(Dataset rows describing interfaces)
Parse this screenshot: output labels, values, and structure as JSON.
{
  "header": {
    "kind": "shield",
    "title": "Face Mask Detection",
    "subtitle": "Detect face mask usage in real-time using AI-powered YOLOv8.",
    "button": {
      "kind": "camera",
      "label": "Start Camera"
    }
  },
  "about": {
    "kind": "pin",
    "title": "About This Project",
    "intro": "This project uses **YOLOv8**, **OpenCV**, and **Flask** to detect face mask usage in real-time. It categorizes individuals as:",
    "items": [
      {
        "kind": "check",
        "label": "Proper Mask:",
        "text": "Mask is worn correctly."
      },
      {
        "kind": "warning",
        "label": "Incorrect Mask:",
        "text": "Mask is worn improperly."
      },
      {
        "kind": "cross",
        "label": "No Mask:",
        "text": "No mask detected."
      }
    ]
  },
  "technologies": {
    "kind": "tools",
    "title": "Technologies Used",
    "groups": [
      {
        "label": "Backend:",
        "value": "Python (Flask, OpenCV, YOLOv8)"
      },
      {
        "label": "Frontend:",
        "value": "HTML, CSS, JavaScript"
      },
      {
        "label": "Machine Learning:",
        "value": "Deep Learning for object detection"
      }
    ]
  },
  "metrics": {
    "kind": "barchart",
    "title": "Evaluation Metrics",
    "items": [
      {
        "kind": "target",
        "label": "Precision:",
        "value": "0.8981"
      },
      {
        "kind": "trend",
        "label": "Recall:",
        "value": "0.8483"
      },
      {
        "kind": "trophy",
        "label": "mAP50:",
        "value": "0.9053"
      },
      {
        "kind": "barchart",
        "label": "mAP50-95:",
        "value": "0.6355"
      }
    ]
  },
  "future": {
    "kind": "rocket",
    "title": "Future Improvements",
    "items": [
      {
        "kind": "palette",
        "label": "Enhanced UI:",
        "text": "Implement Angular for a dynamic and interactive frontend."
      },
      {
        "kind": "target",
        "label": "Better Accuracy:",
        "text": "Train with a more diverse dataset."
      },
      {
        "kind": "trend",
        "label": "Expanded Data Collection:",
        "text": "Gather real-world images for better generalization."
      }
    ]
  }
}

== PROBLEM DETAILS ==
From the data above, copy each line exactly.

== TASK OUTPUT ==
Parse this screenshot: output labels, values, and structure as JSON.
{
  "header": {
    "kind": "shield",
    "title": "Face Mask Detection",
    "subtitle": "Detect face mask usage in real-time using AI-powered YOLOv8.",
    "button": {
      "kind": "camera",
      "label": "Start Camera"
    }
  },
  "about": {
    "kind": "pin",
    "title": "About This Project",
    "intro": "This project uses **YOLOv8**, **OpenCV**, and **Flask** to detect face mask usage in real-time. It categorizes individuals as:",
    "items": [
      {
        "kind": "check",
        "label": "Proper Mask:",
        "text": "Mask is worn correctly."
      },
      {
        "kind": "warning",
        "label": "Incorrect Mask:",
        "text": "Mask is worn improperly."
      },
      {
        "kind": "cross",
        "label": "No Mask:",
        "text": "No mask detected."
      }
    ]
  },
  "technologies": {
    "kind": "tools",
    "title": "Technologies Used",
    "groups": [
      {
        "label": "Backend:",
        "value": "Python (Flask, OpenCV, YOLOv8)"
      },
      {
        "label": "Frontend:",
        "value": "HTML, CSS, JavaScript"
      },
      {
        "label": "Machine Learning:",
        "value": "Deep Learning for object detection"
      }
    ]
  },
  "metrics": {
    "kind": "barchart",
    "title": "Evaluation Metrics",
    "items": [
      {
        "kind": "target",
        "label": "Precision:",
        "value": "0.8981"
      },
      {
        "kind": "trend",
        "label": "Recall:",
        "value": "0.8483"
      },
      {
        "kind": "trophy",
        "label": "mAP50:",
        "value": "0.9053"
      },
      {
        "kind": "barchart",
        "label": "mAP50-95:",
        "value": "0.6355"
      }
    ]
  },
  "future": {
    "kind": "rocket",
    "title": "Future Improvements",
    "items": [
      {
        "kind": "palette",
        "label": "Enhanced UI:",
        "text": "Implement Angular for a dynamic and interactive frontend."
      },
      {
        "kind": "target",
        "label": "Better Accuracy:",
        "text": "Train with a more diverse dataset."
      },
      {
        "kind": "trend",
        "label": "Expanded Data Collection:",
        "text": "Gather real-world images for better generalization."
      }
    ]
  }
}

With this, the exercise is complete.